Even if your doctor concludes that you are not gluten sensitive, but you have an autoimmune disorder like rheumatoid or psoriatic arthritis, you may want to limit or eliminate your gluten intake. Keep a food journal to monitor your gluten intake and joint pain symptoms. If you notice that your symptoms are declining, then you may need to make some permanent dietary changes regarding gluten.
If you are still experiencing joint pain after you have adopted a gluten-free diet, you may want to consider the following:
- Your diet may still include gluten—you may be consuming gluten in minute—or significant—quantities without your knowledge. You may find contamination of cookware or cutting boards is enough to set off your allergy. It is quite common to ingest gluten when eating out because of poor sanitation.
- You may be suffering from a lack of nutrients—if you have been suffering from celiac disease for some time, the villi in your small intestine may be quite damaged which means you have been unable to absorb key nutrients like vitamin D, vitamin B12, or folate.
Ultimately, you will not know if gluten is aggravating your joint pain until you adopt a strict gluten-free diet and see if there are any changes to your symptoms. Unfortunately, this can be an expensive and time-consuming effort that requires constant diligence.
Hopefully, you will find that the culprit behind your joint pain is something as simple as gluten, but it may only be one component of a much more complex health condition. Modifying your diet is often a clumsy way to investigate the causes of a health condition. For example, you may eliminate gluten but leave other foods like lactose or sucrose in your diet that could be the real culprit. And removing gluten can possibly also eliminate key nutrients that may be essential in maintaining your good health.
Article written by: Dr. Robert Moghim – CEO/Founder Colorado Pain Care

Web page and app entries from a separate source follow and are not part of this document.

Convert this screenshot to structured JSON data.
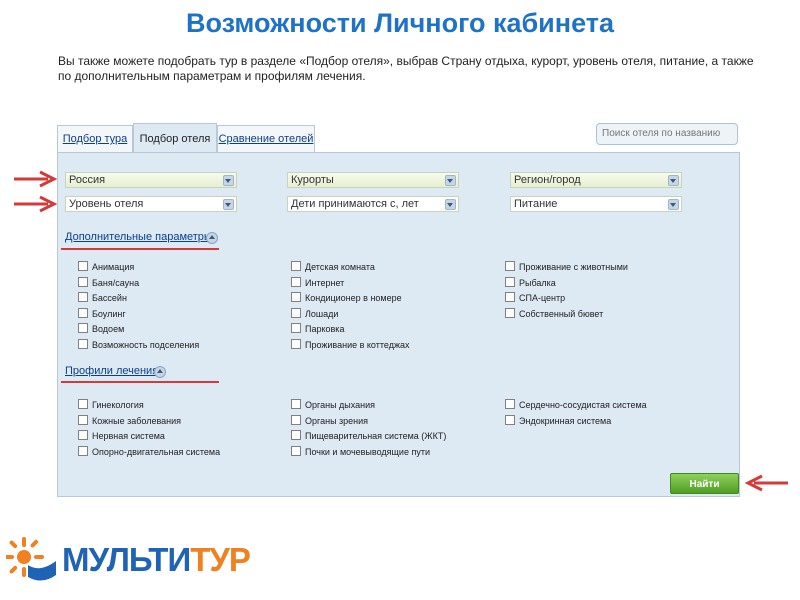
{
  "slide": {
    "title": "Возможности Личного кабинета",
    "description": "Вы также можете подобрать тур в разделе «Подбор отеля», выбрав Страну отдыха, курорт, уровень отеля, питание, а также по дополнительным параметрам и профилям лечения."
  },
  "tabs": [
    {
      "label": "Подбор тура"
    },
    {
      "label": "Подбор отеля"
    },
    {
      "label": "Сравнение отелей"
    }
  ],
  "search": {
    "placeholder": "Поиск отеля по названию"
  },
  "filters": {
    "country": "Россия",
    "resorts": "Курорты",
    "region": "Регион/город",
    "hotel_level": "Уровень отеля",
    "children": "Дети принимаются с, лет",
    "meals": "Питание"
  },
  "extra_params": {
    "title": "Дополнительные параметры:",
    "col1": [
      "Анимация",
      "Баня/сауна",
      "Бассейн",
      "Боулинг",
      "Водоем",
      "Возможность подселения"
    ],
    "col2": [
      "Детская комната",
      "Интернет",
      "Кондиционер в номере",
      "Лошади",
      "Парковка",
      "Проживание в коттеджах"
    ],
    "col3": [
      "Проживание с животными",
      "Рыбалка",
      "СПА-центр",
      "Собственный бювет"
    ]
  },
  "treatment": {
    "title": "Профили лечения:",
    "col1": [
      "Гинекология",
      "Кожные заболевания",
      "Нервная система",
      "Опорно-двигательная система"
    ],
    "col2": [
      "Органы дыхания",
      "Органы зрения",
      "Пищеварительная система (ЖКТ)",
      "Почки и мочевыводящие пути"
    ],
    "col3": [
      "Сердечно-сосудистая система",
      "Эндокринная система"
    ]
  },
  "find_button": {
    "label": "Найти"
  },
  "logo": {
    "part1": "МУЛЬТИ",
    "part2": "ТУР"
  },
  "colors": {
    "accent": "#1f73c6",
    "panel_bg": "#dde9f3",
    "arrow": "#d43a3a",
    "button": "#4f9e23",
    "logo_orange": "#f08020"
  }
}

M.D. Disclaimer: The views expressed in this article are the personal views of Robert Moghim, M.D. and do not necessarily represent and are not intended to represent the views of the company or its employees. The information contained in this article does not constitute medical advice, nor does reading or accessing this information create a patient-provider relationship. Comments that you post will be shared with all visitors to this page. The comment feature is not governed by HIPAA and you should not post any of your private health information.